Aim of the exercise: Reproduce each of the entries that follow, exactly.

*** Opening Exercise inputs ***

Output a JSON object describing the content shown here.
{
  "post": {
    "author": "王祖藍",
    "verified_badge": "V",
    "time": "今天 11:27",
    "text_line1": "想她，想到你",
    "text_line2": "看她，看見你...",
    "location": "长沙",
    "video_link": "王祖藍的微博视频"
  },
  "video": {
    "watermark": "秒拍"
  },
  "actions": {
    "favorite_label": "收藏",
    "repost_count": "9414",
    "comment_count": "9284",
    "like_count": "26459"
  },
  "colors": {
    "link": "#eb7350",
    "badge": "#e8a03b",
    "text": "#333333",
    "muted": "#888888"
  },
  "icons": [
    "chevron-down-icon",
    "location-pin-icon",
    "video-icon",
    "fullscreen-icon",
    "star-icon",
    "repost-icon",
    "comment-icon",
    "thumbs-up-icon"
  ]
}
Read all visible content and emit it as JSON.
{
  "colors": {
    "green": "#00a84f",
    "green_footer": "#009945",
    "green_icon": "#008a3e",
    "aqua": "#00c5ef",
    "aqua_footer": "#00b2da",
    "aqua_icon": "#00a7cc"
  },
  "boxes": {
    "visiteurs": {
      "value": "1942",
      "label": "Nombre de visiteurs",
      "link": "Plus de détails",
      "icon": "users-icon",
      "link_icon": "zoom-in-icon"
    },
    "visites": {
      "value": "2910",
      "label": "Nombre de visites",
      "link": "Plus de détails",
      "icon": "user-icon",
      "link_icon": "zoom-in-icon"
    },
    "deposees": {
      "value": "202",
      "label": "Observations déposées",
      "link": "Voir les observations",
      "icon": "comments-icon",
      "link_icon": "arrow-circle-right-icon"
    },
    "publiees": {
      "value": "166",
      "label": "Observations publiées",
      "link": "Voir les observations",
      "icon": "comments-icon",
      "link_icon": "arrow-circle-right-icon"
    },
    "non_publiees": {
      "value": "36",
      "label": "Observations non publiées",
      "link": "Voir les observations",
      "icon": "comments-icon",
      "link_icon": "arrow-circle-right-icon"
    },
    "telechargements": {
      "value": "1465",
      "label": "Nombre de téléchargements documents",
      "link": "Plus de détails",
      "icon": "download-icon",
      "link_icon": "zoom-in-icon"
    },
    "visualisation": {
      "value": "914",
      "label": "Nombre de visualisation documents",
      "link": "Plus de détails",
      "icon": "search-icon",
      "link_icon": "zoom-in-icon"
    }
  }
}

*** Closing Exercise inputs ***

Task answer:
Output a JSON object describing the content shown here.
{
  "post": {
    "author": "王祖藍",
    "verified_badge": "V",
    "time": "今天 11:27",
    "text_line1": "想她，想到你",
    "text_line2": "看她，看見你...",
    "location": "长沙",
    "video_link": "王祖藍的微博视频"
  },
  "video": {
    "watermark": "秒拍"
  },
  "actions": {
    "favorite_label": "收藏",
    "repost_count": "9414",
    "comment_count": "9284",
    "like_count": "26459"
  },
  "colors": {
    "link": "#eb7350",
    "badge": "#e8a03b",
    "text": "#333333",
    "muted": "#888888"
  },
  "icons": [
    "chevron-down-icon",
    "location-pin-icon",
    "video-icon",
    "fullscreen-icon",
    "star-icon",
    "repost-icon",
    "comment-icon",
    "thumbs-up-icon"
  ]
}
Read all visible content and emit it as JSON.
{
  "colors": {
    "green": "#00a84f",
    "green_footer": "#009945",
    "green_icon": "#008a3e",
    "aqua": "#00c5ef",
    "aqua_footer": "#00b2da",
    "aqua_icon": "#00a7cc"
  },
  "boxes": {
    "visiteurs": {
      "value": "1942",
      "label": "Nombre de visiteurs",
      "link": "Plus de détails",
      "icon": "users-icon",
      "link_icon": "zoom-in-icon"
    },
    "visites": {
      "value": "2910",
      "label": "Nombre de visites",
      "link": "Plus de détails",
      "icon": "user-icon",
      "link_icon": "zoom-in-icon"
    },
    "deposees": {
      "value": "202",
      "label": "Observations déposées",
      "link": "Voir les observations",
      "icon": "comments-icon",
      "link_icon": "arrow-circle-right-icon"
    },
    "publiees": {
      "value": "166",
      "label": "Observations publiées",
      "link": "Voir les observations",
      "icon": "comments-icon",
      "link_icon": "arrow-circle-right-icon"
    },
    "non_publiees": {
      "value": "36",
      "label": "Observations non publiées",
      "link": "Voir les observations",
      "icon": "comments-icon",
      "link_icon": "arrow-circle-right-icon"
    },
    "telechargements": {
      "value": "1465",
      "label": "Nombre de téléchargements documents",
      "link": "Plus de détails",
      "icon": "download-icon",
      "link_icon": "zoom-in-icon"
    },
    "visualisation": {
      "value": "914",
      "label": "Nombre de visualisation documents",
      "link": "Plus de détails",
      "icon": "search-icon",
      "link_icon": "zoom-in-icon"
    }
  }
}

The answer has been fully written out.